Expires at midnight
Tuckerman Ravine has CONSIDERABLE avalanche danger. Natural avalanches are possible and human triggered avalanches are likely. Dangerous avalanche conditions exist. Conservative decision making is essential.
Huntington Ravines has MODERATE avalanche danger. Natural avalanches are unlikely and human triggered avalanches are possible. Evaluate snow and terrain carefully to identify features of concern.
AVALANCHE PROBLEMS: Wind Slab is the avalanche problem today. Wind Slabs that developed through the recent storm and new wind slabs that are developing this morning are the immediate problem. This afternoon, winds will increase and new snowfall will combine together to present another fresh round of wind slab loading over cold unstable slabs. Fresh fracture lines are visible everywhere. This is the #1 sign that instabilities exist and communicating to you that more potential exists.
WEATHER: This storm gave us 18”(45cm) at Hermit Lake and is a good general average for the Mountain. Today, cold NW winds will shift to the W and increase from 50 to 80mph. Temperatures will warm from -15F to the + teens F late today as clouds intrude, drop, and bring some light snow.

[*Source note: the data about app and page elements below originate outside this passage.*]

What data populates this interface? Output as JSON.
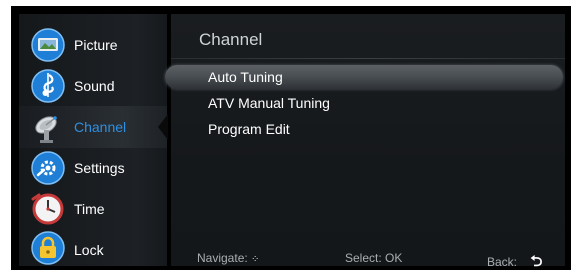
{
  "sidebar": {
    "items": [
      {
        "label": "Picture",
        "icon": "picture-icon"
      },
      {
        "label": "Sound",
        "icon": "sound-icon"
      },
      {
        "label": "Channel",
        "icon": "channel-icon",
        "active": true
      },
      {
        "label": "Settings",
        "icon": "settings-icon"
      },
      {
        "label": "Time",
        "icon": "time-icon"
      },
      {
        "label": "Lock",
        "icon": "lock-icon"
      }
    ]
  },
  "main": {
    "title": "Channel",
    "menu": [
      {
        "label": "Auto Tuning",
        "selected": true
      },
      {
        "label": "ATV Manual Tuning"
      },
      {
        "label": "Program Edit"
      }
    ]
  },
  "footer": {
    "navigate_label": "Navigate:",
    "navigate_glyph": "⁘",
    "select_label": "Select: OK",
    "back_label": "Back:",
    "back_glyph": "⮌"
  },
  "colors": {
    "background": "#000000",
    "active_text": "#2f8fe0",
    "text": "#ffffff",
    "icon_blue": "#1f7fd6"
  }
}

SNOWPACK: Today is a great day to keep it simple and focus on the bulls-eye data. Fracture lines or debris are visible in most avalanche paths, many being impressive. Some fractures are deep and beat up signifying they happened earlier in the event. In others, they are clean, thin, and crisp indicating they occurred much more recently. Our terrain made a tremendous jump forward with this storm growing avalanche prone slopes substantially. We’ll post pictures later.
In short, 18” of snow, winds gusting 80+ mph from the W and NW, and cold air in place has allowed unstable slabs to exist in many areas. Some locations with deep fractures have obviously released their unstable slabs, although a number of them have seen some reloading. Other locations are presenting smooth and engorged, holding their slabs like a gluttonous pig. Today is a major heads up day and traveling safely will tax your safe avalanche experience and skills. I believe a human triggered avalanche is likely on many Tuckerman’s slopes, hence the Considerable rating. In Huntington, forecast areas are solidly in Moderate at the upper end of the rating definition, particularly from Central through South. Some current active loading, light snow late in the day, and increasing wind keeps natural avalanches a potential in both Ravines. In Tuckerman, they are more possible, but would keep it in your mind as a potential reality in Huntington as well. Although I would consider naturals unlikely in Huntington they are not completely out of the question. Pay attention to natural loading and stay heads up to changing conditions.
With cold unstable slabs and the weekend on the horizon we are nervous. We are changing beacon batteries, charging the Recco, changing out to big shovels, and tuning up the dog. Seriously, it’s a heads up weekend! Check out the Weekend Update this afternoon.
Please Remember:Safe travel in avalanche terrain requires training and experience. This advisory is just one tool to help you make your own decisions in avalanche terrain. You control your own risk by choosing where, when, and how you travel.Anticipate a changing avalanche danger when actual weather differs from the higher summits forecast. For more information contact the Forest Service Snow Rangers, the AMC at the Pinkham Notch Visitor Center, or the caretakers at Hermit Lake Shelters or the Harvard Cabin. Posted 900 a.m. 3-14-2014. A new advisory will be issued tomorrow.
Christopher Joosen, Snow Ranger
USDA Forest Service